Know that you are not alone~! After 12+ years of this, I still have bad nights, and rarely now, but from time to time I must take a Xanax to calm myself prior to going to bed. Figure out what helps and do it
*I* am not a DOCTOR or any type of Health Care Professional. My thoughts/suggestions/ideas are strictly only my opinions.
"Only two defining forces have ever offered to die for you. Jesus Christ and the American Soldier. One died for your Soul, the other for your Freedom."
Sounds like you need to ditch the ramp up function.
Your minimum pressure is 8 and that is not too bad if you hook up and sit on the side of the bed a few minutes each night you'll adapt to the pressure more quickly.
After a few minutes your muscles adapt to the new situation and you'll feel like the machine is not doing anything.
Wave a hand in front of the exhaust vents and then you'll feel the air blasting out.
Then you're good to go and NO gasping for air.
I finally adapted to 15cm (start pressure) this way and it works like a charm.
gives you a chance to check for leaks and correct them too.
Good luck &
"With ordinary talent and extraordinary perseverance, all things are attainable." - Thomas Foxwell Buxton
You need to get SleepyHead or ResScan and see what's happening at the time you have to pull the mask off. It will tell you a lot about what's going on. i.e. is your pressure low, did you have a bad apnea, etc.?
In theory, your doctor or DME should look at this data, but many of them are uneducated and don't do this.
If you can avoid it, try to control your panic and don't rip the mask off.
Consciously breathe in and out. Feel the air going into and out of your lungs. Breathe deeply. You always have more air with the CPAP, not less.

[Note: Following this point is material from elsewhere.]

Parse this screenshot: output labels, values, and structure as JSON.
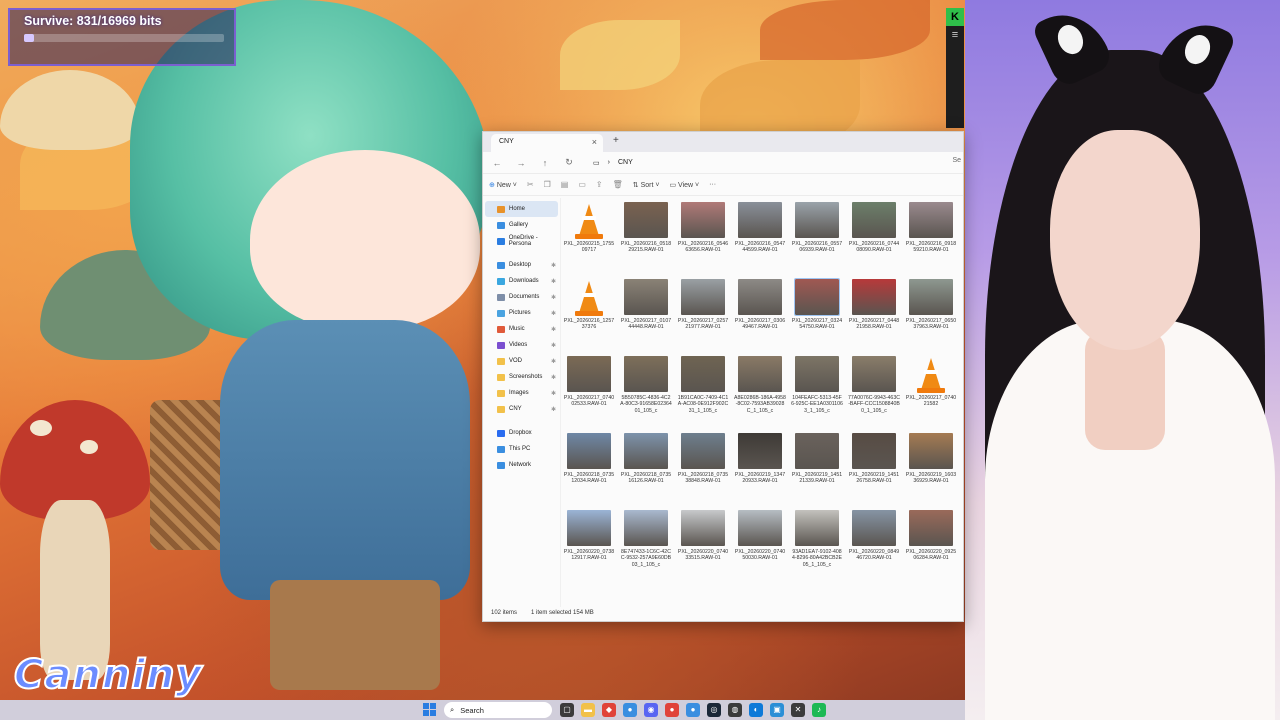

It's some sort of psychological thing that makes many people think they're not getting enough air.
Look at the display on your machine and figure out the pressure when this happens.
See if you can figure out anything specifically wrong at that time.
Get the free SleepyHead software here
for information on the main alternative to CPAP.
If it's midnight and a DME tells you it's dark outside, go and check it yourself.